KABUL: An Afghan activist who campaigned for girls’ education was released after seven months in detention on Thursday, his family said, the latest high-profile detainee to be released by Taliban authorities this month.
Matiullah Wesa, the founder of the non-profit organisation PenPath, was arrested in March this year for his work in the education sector, according to his brother Attaullah Wesa.
On Thursday, he was notified of his release after a hearing and was “on his way back home”, Attaullah told AFP, adding that he did not yet have information on his brother’s physical health.
For more than a decade, PenPath has been dedicated to communicating the importance of education to elders in rural villages, helping to reopen schools for girls and boys closed because of violence, and establishing libraries.
Women’s access to education has been tightly restricted since the Taliban government seized power in August 2021, imposing a strict interpretation of Islamic law on the country and largely excluding women from public life.
Teenage girls and women are barred from schools and universities.
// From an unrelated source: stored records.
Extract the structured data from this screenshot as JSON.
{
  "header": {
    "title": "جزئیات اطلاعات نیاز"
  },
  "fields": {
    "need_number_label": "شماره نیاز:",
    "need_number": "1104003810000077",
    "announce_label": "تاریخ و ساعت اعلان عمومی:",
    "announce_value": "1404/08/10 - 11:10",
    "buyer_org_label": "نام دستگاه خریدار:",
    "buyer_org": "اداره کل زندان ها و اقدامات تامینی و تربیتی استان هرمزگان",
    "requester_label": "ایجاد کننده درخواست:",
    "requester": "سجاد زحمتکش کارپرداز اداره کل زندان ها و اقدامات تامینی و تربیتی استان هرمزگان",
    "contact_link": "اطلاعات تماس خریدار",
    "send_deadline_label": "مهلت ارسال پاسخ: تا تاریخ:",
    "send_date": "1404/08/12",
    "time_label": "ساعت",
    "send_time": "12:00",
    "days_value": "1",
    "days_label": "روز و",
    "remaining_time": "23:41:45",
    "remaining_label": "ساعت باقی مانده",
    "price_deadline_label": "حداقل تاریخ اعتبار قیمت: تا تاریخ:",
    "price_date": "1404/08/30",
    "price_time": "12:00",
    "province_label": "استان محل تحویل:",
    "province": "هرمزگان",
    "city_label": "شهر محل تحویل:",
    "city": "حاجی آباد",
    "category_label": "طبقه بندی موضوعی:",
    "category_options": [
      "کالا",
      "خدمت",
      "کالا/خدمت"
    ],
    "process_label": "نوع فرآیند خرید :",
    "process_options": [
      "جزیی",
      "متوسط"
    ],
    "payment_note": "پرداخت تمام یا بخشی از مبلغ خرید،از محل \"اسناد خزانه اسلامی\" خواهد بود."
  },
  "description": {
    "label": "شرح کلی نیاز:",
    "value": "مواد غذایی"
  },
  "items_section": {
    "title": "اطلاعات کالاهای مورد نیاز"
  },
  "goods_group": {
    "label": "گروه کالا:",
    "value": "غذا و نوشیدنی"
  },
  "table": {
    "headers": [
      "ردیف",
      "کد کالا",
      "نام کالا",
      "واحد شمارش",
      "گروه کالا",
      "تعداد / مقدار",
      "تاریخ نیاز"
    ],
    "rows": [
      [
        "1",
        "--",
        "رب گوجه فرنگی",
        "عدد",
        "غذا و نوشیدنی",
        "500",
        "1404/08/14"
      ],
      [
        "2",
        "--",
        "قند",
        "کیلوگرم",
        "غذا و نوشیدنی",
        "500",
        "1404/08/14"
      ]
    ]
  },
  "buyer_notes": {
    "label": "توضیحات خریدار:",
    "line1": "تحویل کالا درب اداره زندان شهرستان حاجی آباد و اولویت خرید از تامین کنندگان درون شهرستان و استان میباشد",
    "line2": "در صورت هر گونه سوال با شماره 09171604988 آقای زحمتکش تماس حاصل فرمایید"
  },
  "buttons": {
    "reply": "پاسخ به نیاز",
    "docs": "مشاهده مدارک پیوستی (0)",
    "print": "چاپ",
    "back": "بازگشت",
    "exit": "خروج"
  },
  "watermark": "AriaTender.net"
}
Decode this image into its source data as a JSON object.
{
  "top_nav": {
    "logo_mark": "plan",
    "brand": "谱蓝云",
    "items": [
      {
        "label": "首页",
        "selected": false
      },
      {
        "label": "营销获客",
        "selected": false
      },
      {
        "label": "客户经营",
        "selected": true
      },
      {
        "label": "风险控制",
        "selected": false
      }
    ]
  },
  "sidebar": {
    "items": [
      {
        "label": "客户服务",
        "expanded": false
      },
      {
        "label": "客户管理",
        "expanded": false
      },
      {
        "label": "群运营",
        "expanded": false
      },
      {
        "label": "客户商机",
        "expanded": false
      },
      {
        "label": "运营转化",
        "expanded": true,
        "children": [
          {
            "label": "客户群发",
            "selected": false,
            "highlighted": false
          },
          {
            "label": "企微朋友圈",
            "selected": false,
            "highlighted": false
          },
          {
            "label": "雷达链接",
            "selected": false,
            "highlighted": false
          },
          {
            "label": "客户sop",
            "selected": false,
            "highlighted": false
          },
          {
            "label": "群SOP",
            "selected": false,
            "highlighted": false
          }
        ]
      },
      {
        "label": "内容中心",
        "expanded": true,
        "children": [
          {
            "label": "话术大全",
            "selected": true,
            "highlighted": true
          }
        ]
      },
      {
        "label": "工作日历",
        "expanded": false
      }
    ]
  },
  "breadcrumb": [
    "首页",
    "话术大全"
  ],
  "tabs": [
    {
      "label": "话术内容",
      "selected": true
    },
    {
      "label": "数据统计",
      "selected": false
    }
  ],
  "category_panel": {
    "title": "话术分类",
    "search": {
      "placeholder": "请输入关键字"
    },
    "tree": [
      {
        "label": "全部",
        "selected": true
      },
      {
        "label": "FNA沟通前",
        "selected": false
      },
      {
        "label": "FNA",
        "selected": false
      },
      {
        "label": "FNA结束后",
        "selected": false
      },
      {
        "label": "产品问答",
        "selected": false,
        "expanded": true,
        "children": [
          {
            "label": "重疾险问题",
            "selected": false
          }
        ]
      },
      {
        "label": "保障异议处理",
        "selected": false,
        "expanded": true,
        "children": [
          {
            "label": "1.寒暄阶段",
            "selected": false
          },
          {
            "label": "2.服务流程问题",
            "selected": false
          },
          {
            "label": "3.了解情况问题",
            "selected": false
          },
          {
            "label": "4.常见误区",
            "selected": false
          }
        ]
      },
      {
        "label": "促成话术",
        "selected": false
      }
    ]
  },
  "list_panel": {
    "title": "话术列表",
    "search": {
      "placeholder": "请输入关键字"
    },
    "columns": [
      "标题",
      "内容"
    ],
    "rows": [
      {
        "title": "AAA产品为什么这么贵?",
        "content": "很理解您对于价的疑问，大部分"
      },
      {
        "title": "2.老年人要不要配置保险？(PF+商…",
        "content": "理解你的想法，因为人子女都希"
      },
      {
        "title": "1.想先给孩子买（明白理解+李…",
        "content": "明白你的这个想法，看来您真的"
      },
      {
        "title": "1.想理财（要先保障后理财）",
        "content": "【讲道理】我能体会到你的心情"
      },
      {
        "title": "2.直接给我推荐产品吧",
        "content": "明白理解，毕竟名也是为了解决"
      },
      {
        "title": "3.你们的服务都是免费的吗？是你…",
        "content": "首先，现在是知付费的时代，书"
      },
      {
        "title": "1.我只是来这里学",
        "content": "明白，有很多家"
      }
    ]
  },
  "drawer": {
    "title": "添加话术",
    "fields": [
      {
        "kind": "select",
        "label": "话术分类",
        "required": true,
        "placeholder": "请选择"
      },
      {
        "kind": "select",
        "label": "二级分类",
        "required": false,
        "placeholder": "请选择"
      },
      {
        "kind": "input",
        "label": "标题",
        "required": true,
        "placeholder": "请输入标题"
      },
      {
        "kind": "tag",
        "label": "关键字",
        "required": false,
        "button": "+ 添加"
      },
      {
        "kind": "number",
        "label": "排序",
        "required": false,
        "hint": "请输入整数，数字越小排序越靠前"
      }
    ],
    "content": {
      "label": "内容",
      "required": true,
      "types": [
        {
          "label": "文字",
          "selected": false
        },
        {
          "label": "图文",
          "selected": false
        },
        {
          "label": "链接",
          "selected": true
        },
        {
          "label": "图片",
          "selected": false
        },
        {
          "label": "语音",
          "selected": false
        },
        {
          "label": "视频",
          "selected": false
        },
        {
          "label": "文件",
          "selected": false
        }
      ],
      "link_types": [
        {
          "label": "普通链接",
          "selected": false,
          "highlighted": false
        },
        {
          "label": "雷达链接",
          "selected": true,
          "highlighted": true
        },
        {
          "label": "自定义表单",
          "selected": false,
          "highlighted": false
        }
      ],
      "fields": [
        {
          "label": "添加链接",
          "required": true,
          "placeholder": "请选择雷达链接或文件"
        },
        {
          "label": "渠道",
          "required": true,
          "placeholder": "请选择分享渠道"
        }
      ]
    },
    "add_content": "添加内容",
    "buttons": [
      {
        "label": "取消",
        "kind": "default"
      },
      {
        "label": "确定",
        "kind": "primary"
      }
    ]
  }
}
Thousands of women have lost their government jobs -- or are being paid to stay at home.
Girls and women are also prohibited from entering parks, funfairs or gyms.
Since the ban on secondary schools for girls, Matiullah had continued visiting remote areas to gather support from locals and vowed to continue his campaign.
Attaullah said his brother was sentenced to seven months in jail for “carrying out propaganda against the government, but it was not clarified what that propaganda was”.
“I don’t know how to react, I have barely slept or eaten since yesterday because I was following his case,“ he added.
Taliban authorities did not immediately reply to a request for comment.
- ‘Good news’ -
The arrest sparked an outcry from the United Nations and international rights groups, as well as diplomats and high-profile figures such as humanitarian activist and actor Angelina Jolie.
Shortly before his release, the London-based Index on Censorship handed Matiullah a Freedom of Expression Award.
Rights groups quickly hailed the news, urging authorities to release other detainees, including women activists Zholya Parsi and Neda Parwani.
“Good news from Afghanistan,“ Amnesty International posted on social media platform X.
Matiullah “should never have been jailed for promoting girls right to education”.
The UN’s top expert on rights in Afghanistan Richard Bennett also welcomed the news on X.
He called “for the immediate & unconditional release of all Afghanistan human rights defenders who are arbitrarily detained for standing up for their own rights & the human rights of others”.
The United Nations Assistance Mission in Afghanistan (UNAMA) said Parsi and Parwani had been arrested along with members of their families in September in a statement and called for the authorities “to cease arbitrary arrests and detentions”.
Recent weeks have seen several detainees released in Afghanistan.
Afghan-French journalist Mortaza Behboudi, who had spent 284 days in jail, was released last week after charges against him, including espionage and illegal support for foreigners, were dropped, Reporters Without Borders (RSF) said.
Also in October, four British men were released from detention in Afghanistan, including charity medic Kevin Cornwell, 53, and YouTube star Miles Routledge.
The two men were believed to have been held by the Taliban authorities since January. -AFP